A Brief History of Totton & Eling
The town has a history back to before Bronze Age times. It is thought the name Eling probably derives from Edlas’s people, or Edlingas as it appeared in the Domesday Book. The name Totton could derive from a tribe of early English, being the home of Tota’s people.
Brief timeline of historical events:
A Bronze Age Settlement to the North of the Town was established. When the Testwood Lakes were excavated, a jetty, bridge and dagger were all found dating from that period.
At the time of the Domesday Survey, the Parish of Eling had a population of about 300 and recorded a Church, 2 mills, a fishery and a salt house.
Henry I sailed from the quay at Eling on one of his expeditions to Normandy.
1808 AD to 1814 AD
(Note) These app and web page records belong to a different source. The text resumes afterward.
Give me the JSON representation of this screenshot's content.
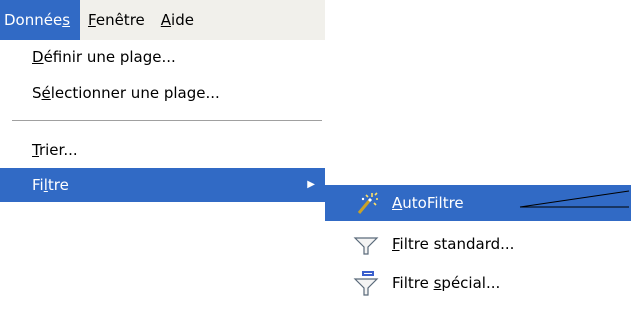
{
  "menubar": {
    "items": [
      {
        "label_pre": "Donnée",
        "label_u": "s",
        "label_post": ""
      },
      {
        "label_pre": "",
        "label_u": "F",
        "label_post": "enêtre"
      },
      {
        "label_pre": "",
        "label_u": "A",
        "label_post": "ide"
      }
    ]
  },
  "menu": {
    "define_range": {
      "u": "D",
      "rest": "éfinir une plage..."
    },
    "select_range": {
      "pre": "S",
      "u": "é",
      "rest": "lectionner une plage..."
    },
    "sort": {
      "u": "T",
      "rest": "rier..."
    },
    "filter": {
      "pre": "Fi",
      "u": "l",
      "rest": "tre",
      "arrow": "▶"
    }
  },
  "submenu": {
    "autofilter": {
      "u": "A",
      "rest": "utoFiltre",
      "icon": "autofilter-wand-icon"
    },
    "standard_filter": {
      "u": "F",
      "rest": "iltre standard...",
      "icon": "funnel-icon"
    },
    "special_filter": {
      "pre": "Filtre ",
      "u": "s",
      "rest": "pécial...",
      "icon": "funnel-special-icon"
    }
  },
  "colors": {
    "highlight": "#316ac5",
    "menubar_bg": "#f1f0eb",
    "separator": "#a0a0a0"
  }
}
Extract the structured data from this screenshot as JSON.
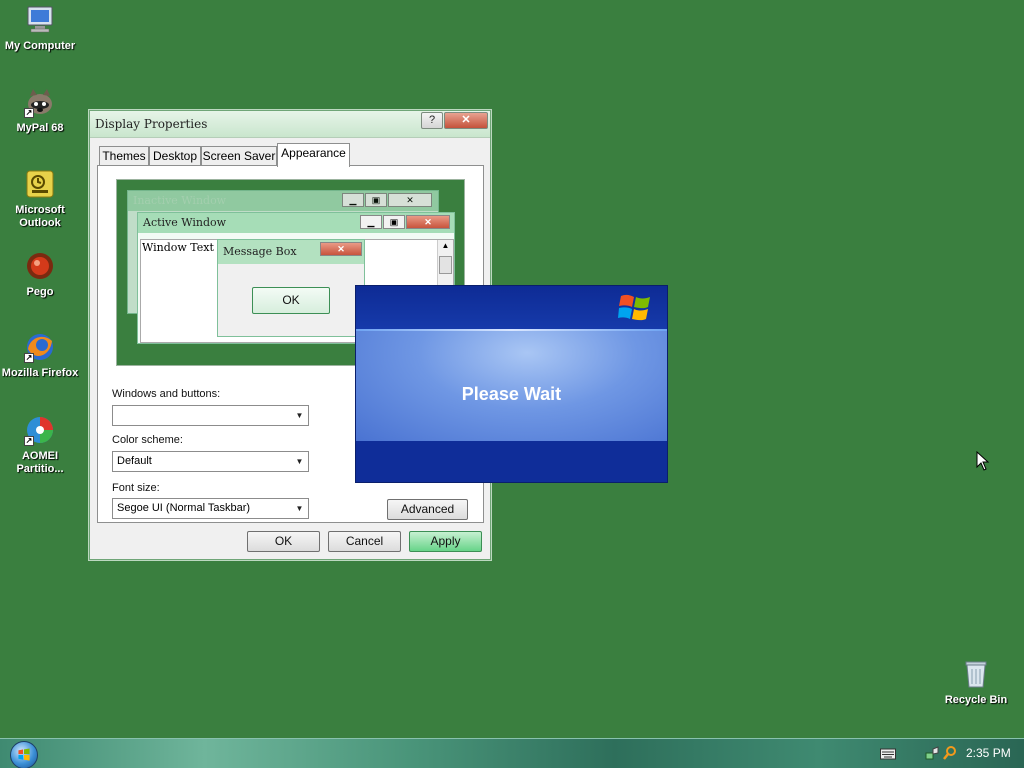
{
  "desktop": {
    "icons": [
      {
        "label": "My Computer"
      },
      {
        "label": "MyPal 68"
      },
      {
        "label": "Microsoft Outlook"
      },
      {
        "label": "Pego"
      },
      {
        "label": "Mozilla Firefox"
      },
      {
        "label": "AOMEI Partitio..."
      },
      {
        "label": "Recycle Bin"
      }
    ]
  },
  "display_properties": {
    "title": "Display Properties",
    "help_label": "?",
    "close_label": "✕",
    "tabs": [
      "Themes",
      "Desktop",
      "Screen Saver",
      "Appearance"
    ],
    "active_tab": "Appearance",
    "preview": {
      "inactive_title": "Inactive Window",
      "active_title": "Active Window",
      "window_text": "Window Text",
      "message_box_title": "Message Box",
      "ok_label": "OK"
    },
    "windows_buttons_label": "Windows and buttons:",
    "windows_buttons_value": "",
    "color_scheme_label": "Color scheme:",
    "color_scheme_value": "Default",
    "font_size_label": "Font size:",
    "font_size_value": "Segoe UI (Normal Taskbar)",
    "advanced_label": "Advanced",
    "ok_label": "OK",
    "cancel_label": "Cancel",
    "apply_label": "Apply"
  },
  "please_wait": {
    "text": "Please Wait"
  },
  "taskbar": {
    "clock": "2:35 PM"
  },
  "colors": {
    "desktop": "#3a7f3f",
    "accent_green": "#67d489",
    "wait_blue": "#0f2d99"
  }
}
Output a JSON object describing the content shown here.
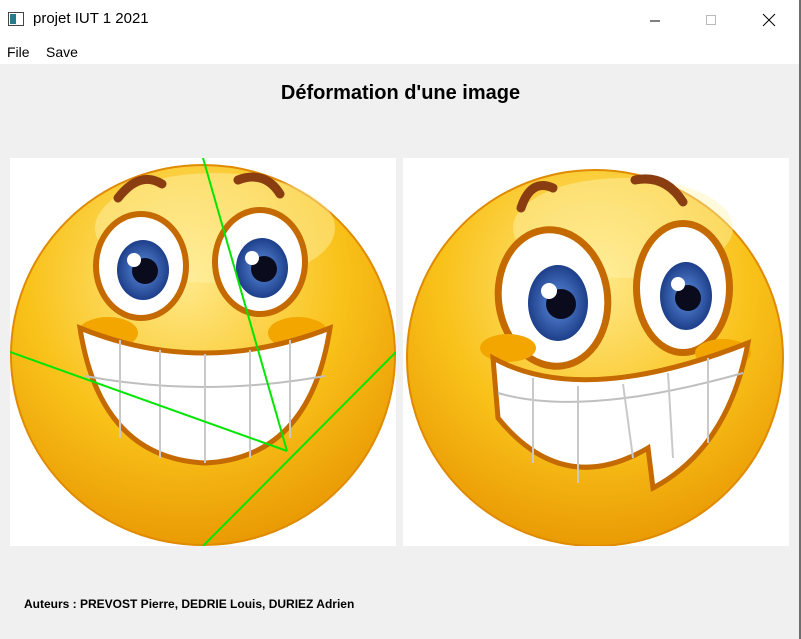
{
  "window": {
    "title": "projet IUT 1 2021"
  },
  "menu": {
    "file_label": "File",
    "save_label": "Save"
  },
  "main": {
    "heading": "Déformation d'une image",
    "authors": "Auteurs : PREVOST Pierre, DEDRIE Louis, DURIEZ Adrien"
  },
  "colors": {
    "guide_line": "#00e600",
    "smiley": "#f7b500",
    "iris": "#2f5fb5"
  }
}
Because of its natural harbour and tides, Eling has a long history of shipbuilding. Of particular note during this time were the Warwick family, who built 6 ships for the Royal Navy at Eling.
The railway arrived in Totton. At the time there was no station at Eling, although by 1857 Eling Junction was shown on railway timetables and Totton Station was finally completed in 1859.
Totton and Eling has become a thriving town, and the population has grown from 4,000 at the end of the 19th Century to nearly 30,000 today.